It felt like I was at home again. Watching my shitty stream at 3am. Arsenal have just conceded their fourth goal against Chelsea and I can’t even say fuck because I’ll wake everyone up so instead I just sit there. My head sinks into my hands and I look like an ad for depression awareness.

By the 80th minute it was still 2-0. The Everton fans were bellowing, Arsenal looked tired and vein head was in Disneyland. Fucking hopeless. That’s when Aaron Ramsey scored. Fucking Welsh Jesus cometh again. Purge my stress and provide me with hope. I believe. I believe! In the 90th minute we scored again. A Giroud header to the bottom corner. 2-2. The stadium went silent. Only a small pocket of speckled red roaring, jumping and feeling fucking great.

Me – I just stood there in silence like everyone else around me. Inside I was freaking out – whole rivers of amphetamined antelopes jumping and spasming, rushing through my body, setting off alarms and crashing things.

The game ended four minutes later. The Arsenal fans were waving their flags and singing of victory “2-0 and you fucked it up”. I wanted to run over to them and join in celebrating but I was forcibly washed away by the stream of disgruntled Everton fans.

When I got outside I could still hear the travelling fans. I sat outside on the pavement and listened. I got those shivers you get when someone scratches your head in the right way.

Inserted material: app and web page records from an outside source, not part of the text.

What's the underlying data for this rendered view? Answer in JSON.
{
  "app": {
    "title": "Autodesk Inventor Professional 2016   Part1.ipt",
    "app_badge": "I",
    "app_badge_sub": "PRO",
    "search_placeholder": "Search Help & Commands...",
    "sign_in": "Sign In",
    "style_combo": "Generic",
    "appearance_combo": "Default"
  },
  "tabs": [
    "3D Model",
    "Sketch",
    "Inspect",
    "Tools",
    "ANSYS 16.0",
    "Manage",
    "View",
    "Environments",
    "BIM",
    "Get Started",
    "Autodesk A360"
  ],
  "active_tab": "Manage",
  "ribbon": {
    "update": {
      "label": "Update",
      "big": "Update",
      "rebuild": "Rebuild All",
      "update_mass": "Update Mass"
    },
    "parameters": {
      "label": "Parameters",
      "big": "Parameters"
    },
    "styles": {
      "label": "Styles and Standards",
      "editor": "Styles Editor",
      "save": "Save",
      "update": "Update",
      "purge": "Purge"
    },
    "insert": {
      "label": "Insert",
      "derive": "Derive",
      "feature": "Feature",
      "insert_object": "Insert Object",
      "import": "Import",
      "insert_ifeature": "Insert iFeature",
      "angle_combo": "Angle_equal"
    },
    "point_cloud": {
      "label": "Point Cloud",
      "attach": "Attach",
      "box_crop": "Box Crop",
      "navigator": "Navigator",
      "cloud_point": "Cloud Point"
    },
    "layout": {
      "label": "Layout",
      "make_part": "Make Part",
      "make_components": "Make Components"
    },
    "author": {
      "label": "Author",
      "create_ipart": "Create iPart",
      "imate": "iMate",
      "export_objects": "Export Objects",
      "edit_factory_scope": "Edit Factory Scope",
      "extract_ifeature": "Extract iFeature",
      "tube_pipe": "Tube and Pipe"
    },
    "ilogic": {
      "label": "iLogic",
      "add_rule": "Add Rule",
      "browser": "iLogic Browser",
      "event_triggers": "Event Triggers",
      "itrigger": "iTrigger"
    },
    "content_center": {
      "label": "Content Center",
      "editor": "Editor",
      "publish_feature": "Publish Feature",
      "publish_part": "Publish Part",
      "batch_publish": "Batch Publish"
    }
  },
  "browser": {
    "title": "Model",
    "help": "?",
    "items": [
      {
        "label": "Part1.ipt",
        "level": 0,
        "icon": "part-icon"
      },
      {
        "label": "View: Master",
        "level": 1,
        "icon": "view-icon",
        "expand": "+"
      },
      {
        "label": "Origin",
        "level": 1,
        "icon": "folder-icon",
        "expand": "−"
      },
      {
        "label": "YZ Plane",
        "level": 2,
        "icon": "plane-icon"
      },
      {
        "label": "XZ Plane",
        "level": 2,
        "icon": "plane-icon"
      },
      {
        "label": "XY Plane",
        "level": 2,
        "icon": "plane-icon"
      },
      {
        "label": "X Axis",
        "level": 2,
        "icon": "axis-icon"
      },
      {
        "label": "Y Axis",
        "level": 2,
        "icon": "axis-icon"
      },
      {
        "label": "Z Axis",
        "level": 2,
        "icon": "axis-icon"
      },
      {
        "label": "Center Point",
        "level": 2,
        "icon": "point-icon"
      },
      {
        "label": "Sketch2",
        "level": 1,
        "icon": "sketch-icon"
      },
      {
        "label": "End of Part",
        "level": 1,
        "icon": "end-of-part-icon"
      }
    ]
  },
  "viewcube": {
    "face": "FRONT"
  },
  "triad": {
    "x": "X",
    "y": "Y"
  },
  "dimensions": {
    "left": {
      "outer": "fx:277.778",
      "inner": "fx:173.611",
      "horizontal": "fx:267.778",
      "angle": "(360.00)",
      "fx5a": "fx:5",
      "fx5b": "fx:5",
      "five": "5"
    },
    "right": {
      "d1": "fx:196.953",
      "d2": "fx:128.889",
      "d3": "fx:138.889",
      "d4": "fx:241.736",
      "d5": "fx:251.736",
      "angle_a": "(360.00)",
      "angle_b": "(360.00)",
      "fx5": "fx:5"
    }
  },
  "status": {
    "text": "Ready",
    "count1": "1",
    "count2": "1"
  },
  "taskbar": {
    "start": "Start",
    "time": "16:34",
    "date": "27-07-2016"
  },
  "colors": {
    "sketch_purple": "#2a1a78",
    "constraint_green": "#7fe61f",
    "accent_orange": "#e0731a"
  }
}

When the singing died down I jogged 5km home.

*according to Forbes’ estimated value